» Task to complete
Each line of the listing that includes "kind" should be reported.
________
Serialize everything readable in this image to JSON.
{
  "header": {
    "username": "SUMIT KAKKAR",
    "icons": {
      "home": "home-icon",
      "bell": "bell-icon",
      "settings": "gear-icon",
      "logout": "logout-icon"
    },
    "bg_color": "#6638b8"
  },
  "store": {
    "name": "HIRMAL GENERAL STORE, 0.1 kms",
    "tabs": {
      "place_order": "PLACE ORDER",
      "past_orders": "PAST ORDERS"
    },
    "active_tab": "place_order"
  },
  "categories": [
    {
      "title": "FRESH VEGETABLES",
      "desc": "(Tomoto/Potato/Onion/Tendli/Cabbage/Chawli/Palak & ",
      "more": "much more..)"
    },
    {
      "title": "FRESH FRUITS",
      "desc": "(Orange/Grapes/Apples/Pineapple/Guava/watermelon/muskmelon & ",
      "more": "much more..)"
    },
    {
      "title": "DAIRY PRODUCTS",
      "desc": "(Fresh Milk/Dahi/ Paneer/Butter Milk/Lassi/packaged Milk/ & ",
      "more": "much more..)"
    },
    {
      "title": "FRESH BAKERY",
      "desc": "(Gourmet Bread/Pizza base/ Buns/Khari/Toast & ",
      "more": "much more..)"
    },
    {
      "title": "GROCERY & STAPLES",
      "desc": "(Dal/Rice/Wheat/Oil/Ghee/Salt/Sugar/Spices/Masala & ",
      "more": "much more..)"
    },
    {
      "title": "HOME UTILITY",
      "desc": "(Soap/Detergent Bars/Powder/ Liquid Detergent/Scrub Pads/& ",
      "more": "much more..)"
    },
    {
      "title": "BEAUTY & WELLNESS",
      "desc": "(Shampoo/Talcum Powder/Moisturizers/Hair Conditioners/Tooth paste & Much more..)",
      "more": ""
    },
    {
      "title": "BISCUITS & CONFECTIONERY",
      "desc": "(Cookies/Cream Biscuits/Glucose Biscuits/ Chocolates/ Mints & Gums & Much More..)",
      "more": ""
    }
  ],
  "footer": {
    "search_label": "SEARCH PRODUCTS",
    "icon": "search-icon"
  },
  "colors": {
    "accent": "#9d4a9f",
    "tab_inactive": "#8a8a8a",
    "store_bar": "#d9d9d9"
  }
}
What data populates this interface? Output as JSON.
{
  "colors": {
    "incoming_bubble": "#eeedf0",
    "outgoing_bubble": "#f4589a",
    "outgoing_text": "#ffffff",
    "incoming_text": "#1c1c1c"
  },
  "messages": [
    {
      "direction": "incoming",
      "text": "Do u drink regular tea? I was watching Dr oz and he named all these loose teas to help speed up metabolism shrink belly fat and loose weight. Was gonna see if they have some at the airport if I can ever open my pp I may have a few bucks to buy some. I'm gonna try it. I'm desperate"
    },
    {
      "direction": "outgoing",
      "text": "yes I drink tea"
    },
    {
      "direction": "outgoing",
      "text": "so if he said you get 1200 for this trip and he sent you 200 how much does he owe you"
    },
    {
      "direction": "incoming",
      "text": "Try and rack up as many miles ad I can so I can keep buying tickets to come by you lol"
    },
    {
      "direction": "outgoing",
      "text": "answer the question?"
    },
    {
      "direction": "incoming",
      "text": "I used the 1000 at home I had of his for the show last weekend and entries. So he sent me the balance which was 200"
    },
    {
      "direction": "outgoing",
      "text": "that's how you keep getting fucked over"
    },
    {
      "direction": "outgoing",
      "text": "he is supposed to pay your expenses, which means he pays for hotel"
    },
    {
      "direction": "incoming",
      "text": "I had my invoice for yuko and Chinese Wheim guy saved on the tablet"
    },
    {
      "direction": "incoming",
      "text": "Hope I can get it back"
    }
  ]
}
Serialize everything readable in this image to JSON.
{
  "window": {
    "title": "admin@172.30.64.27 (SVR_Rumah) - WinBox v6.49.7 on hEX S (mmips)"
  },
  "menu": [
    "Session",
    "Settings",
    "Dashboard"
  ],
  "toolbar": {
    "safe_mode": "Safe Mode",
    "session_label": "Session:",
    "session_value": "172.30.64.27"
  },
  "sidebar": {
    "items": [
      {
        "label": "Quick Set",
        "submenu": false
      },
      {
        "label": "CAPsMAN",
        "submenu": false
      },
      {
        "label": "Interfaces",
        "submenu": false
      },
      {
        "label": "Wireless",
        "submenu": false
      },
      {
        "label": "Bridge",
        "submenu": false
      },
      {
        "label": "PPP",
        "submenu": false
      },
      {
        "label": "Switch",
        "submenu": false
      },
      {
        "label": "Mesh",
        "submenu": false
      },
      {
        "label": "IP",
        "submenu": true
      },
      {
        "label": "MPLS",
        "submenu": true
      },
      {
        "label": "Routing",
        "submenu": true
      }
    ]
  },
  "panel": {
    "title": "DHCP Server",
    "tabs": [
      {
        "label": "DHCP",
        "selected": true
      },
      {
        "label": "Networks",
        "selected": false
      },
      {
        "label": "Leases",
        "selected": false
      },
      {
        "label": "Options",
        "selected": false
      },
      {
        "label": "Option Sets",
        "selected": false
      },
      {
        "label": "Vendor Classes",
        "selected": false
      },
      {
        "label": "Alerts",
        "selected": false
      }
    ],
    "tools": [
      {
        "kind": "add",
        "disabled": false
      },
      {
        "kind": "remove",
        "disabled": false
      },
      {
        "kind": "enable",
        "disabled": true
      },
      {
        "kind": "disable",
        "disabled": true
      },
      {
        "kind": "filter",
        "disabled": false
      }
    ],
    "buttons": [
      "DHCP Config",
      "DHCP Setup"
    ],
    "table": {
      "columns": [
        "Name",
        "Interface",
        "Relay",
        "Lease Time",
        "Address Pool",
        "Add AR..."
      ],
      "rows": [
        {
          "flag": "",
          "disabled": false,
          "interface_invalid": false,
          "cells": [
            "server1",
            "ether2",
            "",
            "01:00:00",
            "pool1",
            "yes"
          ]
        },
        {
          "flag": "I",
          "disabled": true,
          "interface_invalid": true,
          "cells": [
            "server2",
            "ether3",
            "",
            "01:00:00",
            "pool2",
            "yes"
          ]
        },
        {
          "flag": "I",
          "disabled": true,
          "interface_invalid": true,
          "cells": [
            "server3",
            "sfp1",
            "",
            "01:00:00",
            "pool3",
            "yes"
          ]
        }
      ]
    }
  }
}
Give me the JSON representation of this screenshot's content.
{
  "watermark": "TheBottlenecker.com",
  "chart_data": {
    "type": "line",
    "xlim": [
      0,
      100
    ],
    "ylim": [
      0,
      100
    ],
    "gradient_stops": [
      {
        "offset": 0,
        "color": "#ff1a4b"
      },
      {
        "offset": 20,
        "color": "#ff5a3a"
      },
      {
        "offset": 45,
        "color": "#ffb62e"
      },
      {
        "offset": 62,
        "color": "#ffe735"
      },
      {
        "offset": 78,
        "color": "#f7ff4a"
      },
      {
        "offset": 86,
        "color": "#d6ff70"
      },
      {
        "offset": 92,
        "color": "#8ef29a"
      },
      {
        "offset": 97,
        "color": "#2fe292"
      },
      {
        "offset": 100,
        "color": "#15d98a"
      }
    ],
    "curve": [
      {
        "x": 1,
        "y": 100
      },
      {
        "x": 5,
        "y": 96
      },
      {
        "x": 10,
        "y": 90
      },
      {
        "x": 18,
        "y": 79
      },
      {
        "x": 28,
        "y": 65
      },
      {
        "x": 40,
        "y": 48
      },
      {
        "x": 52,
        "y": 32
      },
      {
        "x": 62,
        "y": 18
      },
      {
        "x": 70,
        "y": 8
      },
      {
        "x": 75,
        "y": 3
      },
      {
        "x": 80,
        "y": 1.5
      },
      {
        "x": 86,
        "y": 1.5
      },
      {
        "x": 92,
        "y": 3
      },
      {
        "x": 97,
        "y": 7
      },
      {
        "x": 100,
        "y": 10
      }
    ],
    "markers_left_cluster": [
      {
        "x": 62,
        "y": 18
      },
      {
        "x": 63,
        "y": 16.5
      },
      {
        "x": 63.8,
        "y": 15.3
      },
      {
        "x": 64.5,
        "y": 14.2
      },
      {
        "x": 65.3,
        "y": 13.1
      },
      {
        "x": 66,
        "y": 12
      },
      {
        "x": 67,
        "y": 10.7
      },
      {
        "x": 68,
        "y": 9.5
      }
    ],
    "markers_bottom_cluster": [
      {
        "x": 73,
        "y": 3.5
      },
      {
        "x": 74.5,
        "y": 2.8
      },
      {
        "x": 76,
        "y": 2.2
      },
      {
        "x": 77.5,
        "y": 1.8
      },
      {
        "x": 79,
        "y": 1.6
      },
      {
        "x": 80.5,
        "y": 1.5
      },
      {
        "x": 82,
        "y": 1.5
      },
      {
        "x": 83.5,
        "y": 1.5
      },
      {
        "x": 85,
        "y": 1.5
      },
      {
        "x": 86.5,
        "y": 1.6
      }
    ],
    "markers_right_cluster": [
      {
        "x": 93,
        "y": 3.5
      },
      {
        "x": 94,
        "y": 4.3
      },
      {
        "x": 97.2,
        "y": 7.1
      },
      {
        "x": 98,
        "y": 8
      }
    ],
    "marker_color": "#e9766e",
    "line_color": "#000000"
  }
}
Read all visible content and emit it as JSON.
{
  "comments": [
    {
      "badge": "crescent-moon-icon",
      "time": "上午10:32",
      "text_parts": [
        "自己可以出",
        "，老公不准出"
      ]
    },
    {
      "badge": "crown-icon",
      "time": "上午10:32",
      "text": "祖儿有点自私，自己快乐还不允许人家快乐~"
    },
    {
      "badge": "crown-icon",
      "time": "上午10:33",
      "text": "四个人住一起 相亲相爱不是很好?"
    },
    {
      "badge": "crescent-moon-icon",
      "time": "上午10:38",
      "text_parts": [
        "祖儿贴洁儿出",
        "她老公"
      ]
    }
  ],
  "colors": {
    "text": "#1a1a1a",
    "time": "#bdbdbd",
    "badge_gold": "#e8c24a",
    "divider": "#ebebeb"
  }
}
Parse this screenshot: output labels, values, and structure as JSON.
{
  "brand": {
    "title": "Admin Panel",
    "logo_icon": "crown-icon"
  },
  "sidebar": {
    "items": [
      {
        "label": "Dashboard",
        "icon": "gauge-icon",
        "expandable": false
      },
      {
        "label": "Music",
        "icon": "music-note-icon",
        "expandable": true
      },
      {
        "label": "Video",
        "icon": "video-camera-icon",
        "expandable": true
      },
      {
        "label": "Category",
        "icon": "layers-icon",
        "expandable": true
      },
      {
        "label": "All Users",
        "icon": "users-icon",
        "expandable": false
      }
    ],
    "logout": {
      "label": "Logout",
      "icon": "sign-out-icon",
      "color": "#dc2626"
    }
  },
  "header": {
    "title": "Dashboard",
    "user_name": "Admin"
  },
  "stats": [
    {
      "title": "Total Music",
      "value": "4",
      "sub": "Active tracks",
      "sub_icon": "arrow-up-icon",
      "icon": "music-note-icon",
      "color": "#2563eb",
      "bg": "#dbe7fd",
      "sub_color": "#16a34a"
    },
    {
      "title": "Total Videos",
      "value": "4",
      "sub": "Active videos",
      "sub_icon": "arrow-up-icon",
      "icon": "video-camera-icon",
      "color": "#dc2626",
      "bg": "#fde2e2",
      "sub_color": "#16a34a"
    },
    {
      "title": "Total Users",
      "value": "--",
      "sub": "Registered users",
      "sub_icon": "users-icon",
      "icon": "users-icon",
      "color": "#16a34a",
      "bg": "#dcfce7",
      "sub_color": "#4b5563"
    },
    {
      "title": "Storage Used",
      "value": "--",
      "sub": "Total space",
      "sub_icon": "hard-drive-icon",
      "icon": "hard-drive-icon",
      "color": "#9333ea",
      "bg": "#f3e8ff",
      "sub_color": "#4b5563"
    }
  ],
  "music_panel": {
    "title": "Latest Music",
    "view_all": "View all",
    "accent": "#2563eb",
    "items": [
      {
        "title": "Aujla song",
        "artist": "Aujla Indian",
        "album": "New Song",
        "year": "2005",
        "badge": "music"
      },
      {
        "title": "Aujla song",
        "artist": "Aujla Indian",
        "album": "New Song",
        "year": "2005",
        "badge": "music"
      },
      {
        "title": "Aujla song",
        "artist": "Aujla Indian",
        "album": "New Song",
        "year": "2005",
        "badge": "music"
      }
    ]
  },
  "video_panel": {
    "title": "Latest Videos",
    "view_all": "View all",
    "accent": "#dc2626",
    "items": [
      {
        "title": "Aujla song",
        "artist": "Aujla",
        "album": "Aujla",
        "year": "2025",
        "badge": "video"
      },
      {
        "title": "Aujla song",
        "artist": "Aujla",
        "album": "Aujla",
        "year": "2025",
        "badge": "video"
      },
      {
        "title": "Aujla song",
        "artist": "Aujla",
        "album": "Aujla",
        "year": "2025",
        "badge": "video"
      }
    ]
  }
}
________
» Output for this exercise
        "kind": "add",
        "kind": "remove",
        "kind": "enable",
        "kind": "disable",
        "kind": "filter",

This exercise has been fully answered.